**Your objective:** Each record must be retyped word for word.

**Information provided:**
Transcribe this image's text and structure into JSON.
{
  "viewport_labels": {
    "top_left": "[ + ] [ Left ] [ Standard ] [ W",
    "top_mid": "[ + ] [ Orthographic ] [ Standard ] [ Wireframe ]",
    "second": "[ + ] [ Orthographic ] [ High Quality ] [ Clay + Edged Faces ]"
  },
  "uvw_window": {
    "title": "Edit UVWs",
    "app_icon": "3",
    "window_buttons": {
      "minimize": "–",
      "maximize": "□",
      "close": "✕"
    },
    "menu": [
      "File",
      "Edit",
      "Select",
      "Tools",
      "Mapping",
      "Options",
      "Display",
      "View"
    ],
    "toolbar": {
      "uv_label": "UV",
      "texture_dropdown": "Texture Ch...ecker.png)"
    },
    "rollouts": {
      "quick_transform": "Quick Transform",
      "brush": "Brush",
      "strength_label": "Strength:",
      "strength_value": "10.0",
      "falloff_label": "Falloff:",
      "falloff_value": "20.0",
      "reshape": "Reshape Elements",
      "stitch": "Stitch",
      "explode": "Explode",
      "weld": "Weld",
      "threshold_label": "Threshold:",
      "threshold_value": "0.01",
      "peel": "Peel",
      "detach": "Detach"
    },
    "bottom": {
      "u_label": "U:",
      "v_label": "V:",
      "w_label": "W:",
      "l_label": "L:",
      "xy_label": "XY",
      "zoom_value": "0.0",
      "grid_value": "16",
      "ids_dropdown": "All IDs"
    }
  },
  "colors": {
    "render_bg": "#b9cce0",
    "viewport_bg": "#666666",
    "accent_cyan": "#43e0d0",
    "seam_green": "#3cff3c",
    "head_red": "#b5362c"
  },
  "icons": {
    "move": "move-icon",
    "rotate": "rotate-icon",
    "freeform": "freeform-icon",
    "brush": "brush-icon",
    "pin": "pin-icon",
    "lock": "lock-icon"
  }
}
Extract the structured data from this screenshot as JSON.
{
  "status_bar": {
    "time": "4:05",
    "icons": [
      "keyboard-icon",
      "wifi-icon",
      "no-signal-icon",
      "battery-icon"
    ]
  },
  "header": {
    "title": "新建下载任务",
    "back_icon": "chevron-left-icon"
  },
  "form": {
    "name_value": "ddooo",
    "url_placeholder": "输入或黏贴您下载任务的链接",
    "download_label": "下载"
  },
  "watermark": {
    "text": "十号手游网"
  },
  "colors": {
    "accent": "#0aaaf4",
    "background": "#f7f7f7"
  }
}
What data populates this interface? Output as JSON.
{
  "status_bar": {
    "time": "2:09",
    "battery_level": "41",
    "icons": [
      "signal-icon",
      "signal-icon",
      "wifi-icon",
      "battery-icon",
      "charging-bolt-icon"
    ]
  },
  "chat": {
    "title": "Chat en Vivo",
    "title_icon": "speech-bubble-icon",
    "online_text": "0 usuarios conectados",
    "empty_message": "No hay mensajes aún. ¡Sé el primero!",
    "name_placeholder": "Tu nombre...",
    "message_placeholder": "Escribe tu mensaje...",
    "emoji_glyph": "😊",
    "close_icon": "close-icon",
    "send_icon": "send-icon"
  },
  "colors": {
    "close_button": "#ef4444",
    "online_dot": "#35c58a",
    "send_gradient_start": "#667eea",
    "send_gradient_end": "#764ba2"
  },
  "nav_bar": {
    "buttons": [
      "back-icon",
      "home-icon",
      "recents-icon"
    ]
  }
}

**Problem solution:**
Transcribe this image's text and structure into JSON.
{
  "viewport_labels": {
    "top_left": "[ + ] [ Left ] [ Standard ] [ W",
    "top_mid": "[ + ] [ Orthographic ] [ Standard ] [ Wireframe ]",
    "second": "[ + ] [ Orthographic ] [ High Quality ] [ Clay + Edged Faces ]"
  },
  "uvw_window": {
    "title": "Edit UVWs",
    "app_icon": "3",
    "window_buttons": {
      "minimize": "–",
      "maximize": "□",
      "close": "✕"
    },
    "menu": [
      "File",
      "Edit",
      "Select",
      "Tools",
      "Mapping",
      "Options",
      "Display",
      "View"
    ],
    "toolbar": {
      "uv_label": "UV",
      "texture_dropdown": "Texture Ch...ecker.png)"
    },
    "rollouts": {
      "quick_transform": "Quick Transform",
      "brush": "Brush",
      "strength_label": "Strength:",
      "strength_value": "10.0",
      "falloff_label": "Falloff:",
      "falloff_value": "20.0",
      "reshape": "Reshape Elements",
      "stitch": "Stitch",
      "explode": "Explode",
      "weld": "Weld",
      "threshold_label": "Threshold:",
      "threshold_value": "0.01",
      "peel": "Peel",
      "detach": "Detach"
    },
    "bottom": {
      "u_label": "U:",
      "v_label": "V:",
      "w_label": "W:",
      "l_label": "L:",
      "xy_label": "XY",
      "zoom_value": "0.0",
      "grid_value": "16",
      "ids_dropdown": "All IDs"
    }
  },
  "colors": {
    "render_bg": "#b9cce0",
    "viewport_bg": "#666666",
    "accent_cyan": "#43e0d0",
    "seam_green": "#3cff3c",
    "head_red": "#b5362c"
  },
  "icons": {
    "move": "move-icon",
    "rotate": "rotate-icon",
    "freeform": "freeform-icon",
    "brush": "brush-icon",
    "pin": "pin-icon",
    "lock": "lock-icon"
  }
}
Extract the structured data from this screenshot as JSON.
{
  "status_bar": {
    "time": "4:05",
    "icons": [
      "keyboard-icon",
      "wifi-icon",
      "no-signal-icon",
      "battery-icon"
    ]
  },
  "header": {
    "title": "新建下载任务",
    "back_icon": "chevron-left-icon"
  },
  "form": {
    "name_value": "ddooo",
    "url_placeholder": "输入或黏贴您下载任务的链接",
    "download_label": "下载"
  },
  "watermark": {
    "text": "十号手游网"
  },
  "colors": {
    "accent": "#0aaaf4",
    "background": "#f7f7f7"
  }
}
What data populates this interface? Output as JSON.
{
  "status_bar": {
    "time": "2:09",
    "battery_level": "41",
    "icons": [
      "signal-icon",
      "signal-icon",
      "wifi-icon",
      "battery-icon",
      "charging-bolt-icon"
    ]
  },
  "chat": {
    "title": "Chat en Vivo",
    "title_icon": "speech-bubble-icon",
    "online_text": "0 usuarios conectados",
    "empty_message": "No hay mensajes aún. ¡Sé el primero!",
    "name_placeholder": "Tu nombre...",
    "message_placeholder": "Escribe tu mensaje...",
    "emoji_glyph": "😊",
    "close_icon": "close-icon",
    "send_icon": "send-icon"
  },
  "colors": {
    "close_button": "#ef4444",
    "online_dot": "#35c58a",
    "send_gradient_start": "#667eea",
    "send_gradient_end": "#764ba2"
  },
  "nav_bar": {
    "buttons": [
      "back-icon",
      "home-icon",
      "recents-icon"
    ]
  }
}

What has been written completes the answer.